EXAMPLES FROM THE WEB FOR SAFE

Two furlongs hence, and we shall be safe in the hostel at Dogmersfield.

“Nay, he is safe at home, where I would I were,” sighed Kit.

Gave the horses as much as I considered it safe for them to have at one time.

We are now safe again, and I must give the horses a few days' rest.

It traded with all the world and offered a safe home to the merchant and to the artisan.

In a few weeks from that time, this party were all safe in Canada.

They had experienced heavy weather, but everything was dry and safe.

But the Holy Laws no longer needed the safe shelter of a royal shrine.

"Only place where they would be safe, then," said the spokesman.

A surplus in the Treasury created by loans is not a permanent or safe reliance.

WORD ORIGIN
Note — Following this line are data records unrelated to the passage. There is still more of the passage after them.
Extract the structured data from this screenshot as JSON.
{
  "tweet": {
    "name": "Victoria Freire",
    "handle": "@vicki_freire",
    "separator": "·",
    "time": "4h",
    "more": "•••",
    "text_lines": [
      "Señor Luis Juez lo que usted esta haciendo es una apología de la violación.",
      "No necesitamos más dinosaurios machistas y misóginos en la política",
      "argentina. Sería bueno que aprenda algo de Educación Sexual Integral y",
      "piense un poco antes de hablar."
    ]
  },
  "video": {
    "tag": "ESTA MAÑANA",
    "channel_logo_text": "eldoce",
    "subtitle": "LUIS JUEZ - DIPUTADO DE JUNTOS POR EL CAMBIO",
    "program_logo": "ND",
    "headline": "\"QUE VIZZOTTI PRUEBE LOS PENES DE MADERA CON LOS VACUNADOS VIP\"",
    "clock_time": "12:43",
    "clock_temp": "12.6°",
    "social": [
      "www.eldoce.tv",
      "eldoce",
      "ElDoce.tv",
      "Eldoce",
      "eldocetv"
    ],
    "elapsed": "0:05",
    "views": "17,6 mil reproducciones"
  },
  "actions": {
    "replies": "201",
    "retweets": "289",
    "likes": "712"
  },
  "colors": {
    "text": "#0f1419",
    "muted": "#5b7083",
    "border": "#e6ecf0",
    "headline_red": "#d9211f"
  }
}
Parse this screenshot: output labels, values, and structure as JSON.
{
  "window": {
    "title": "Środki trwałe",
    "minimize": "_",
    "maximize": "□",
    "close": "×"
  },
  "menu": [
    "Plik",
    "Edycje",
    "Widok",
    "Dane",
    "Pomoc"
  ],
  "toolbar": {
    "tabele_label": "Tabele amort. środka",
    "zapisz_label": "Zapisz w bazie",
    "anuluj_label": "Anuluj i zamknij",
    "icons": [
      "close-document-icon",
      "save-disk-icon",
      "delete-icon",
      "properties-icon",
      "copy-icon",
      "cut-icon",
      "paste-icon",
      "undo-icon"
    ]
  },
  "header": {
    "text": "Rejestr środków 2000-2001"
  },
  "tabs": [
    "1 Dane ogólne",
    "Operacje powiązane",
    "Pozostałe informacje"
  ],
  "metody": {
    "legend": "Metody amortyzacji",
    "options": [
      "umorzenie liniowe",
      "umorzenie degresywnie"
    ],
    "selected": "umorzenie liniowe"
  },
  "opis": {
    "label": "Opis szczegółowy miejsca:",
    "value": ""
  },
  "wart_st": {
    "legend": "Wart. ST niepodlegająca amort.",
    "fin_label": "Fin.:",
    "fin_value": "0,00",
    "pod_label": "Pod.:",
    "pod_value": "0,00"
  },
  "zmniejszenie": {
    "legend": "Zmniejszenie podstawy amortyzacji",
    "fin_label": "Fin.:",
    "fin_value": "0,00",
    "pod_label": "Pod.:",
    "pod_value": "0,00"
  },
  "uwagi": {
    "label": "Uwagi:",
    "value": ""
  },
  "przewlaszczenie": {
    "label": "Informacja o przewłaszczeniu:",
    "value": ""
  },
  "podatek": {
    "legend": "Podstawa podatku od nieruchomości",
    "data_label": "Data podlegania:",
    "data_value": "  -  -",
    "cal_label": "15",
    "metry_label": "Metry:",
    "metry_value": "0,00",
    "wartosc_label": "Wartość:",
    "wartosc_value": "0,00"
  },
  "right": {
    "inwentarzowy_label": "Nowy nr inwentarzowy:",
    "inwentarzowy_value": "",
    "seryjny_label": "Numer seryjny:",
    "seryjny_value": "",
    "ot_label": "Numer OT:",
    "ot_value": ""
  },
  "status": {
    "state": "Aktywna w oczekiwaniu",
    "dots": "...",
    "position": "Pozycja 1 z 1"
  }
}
c.1300, "unscathed, unhurt, uninjured; free from danger or molestation, in safety, secure; saved spiritually, redeemed, not damned;" from Old French sauf "protected, watched-over; assured of salvation," from Latin salvus "uninjured, in good health, safe," related to salus "good health," saluber "healthful," all from PIE *solwos from root *sol- "whole" (cf. Latin solidus "solid," Sanskrit sarvah "uninjured, intact, whole," Avestan haurva- "uninjured, intact," Old Persian haruva-, Greek holos "whole").

As a quasi-preposition from c.1300, on model of French and Latin cognates. From late 14c. as "rescued, delivered; protected; left alive, unkilled." Meaning "not exposed to danger" (of places) is attested from late 14c.; of actions, etc., "free from risk," first recorded 1580s. Meaning "sure, reliable, not a danger" is from c.1600. Sense of "conservative, cautious" is from 1823. Paired alliteratively with sound (adj.) from late 14c. The noun safe-conduct (late 13c.) is from Old French sauf-conduit (13c.).

MORE RELATED WORDS FOR SAFE

Roget's 21st Century Thesaurus, Third Edition Copyright © 2013 by the Philip Lief Group.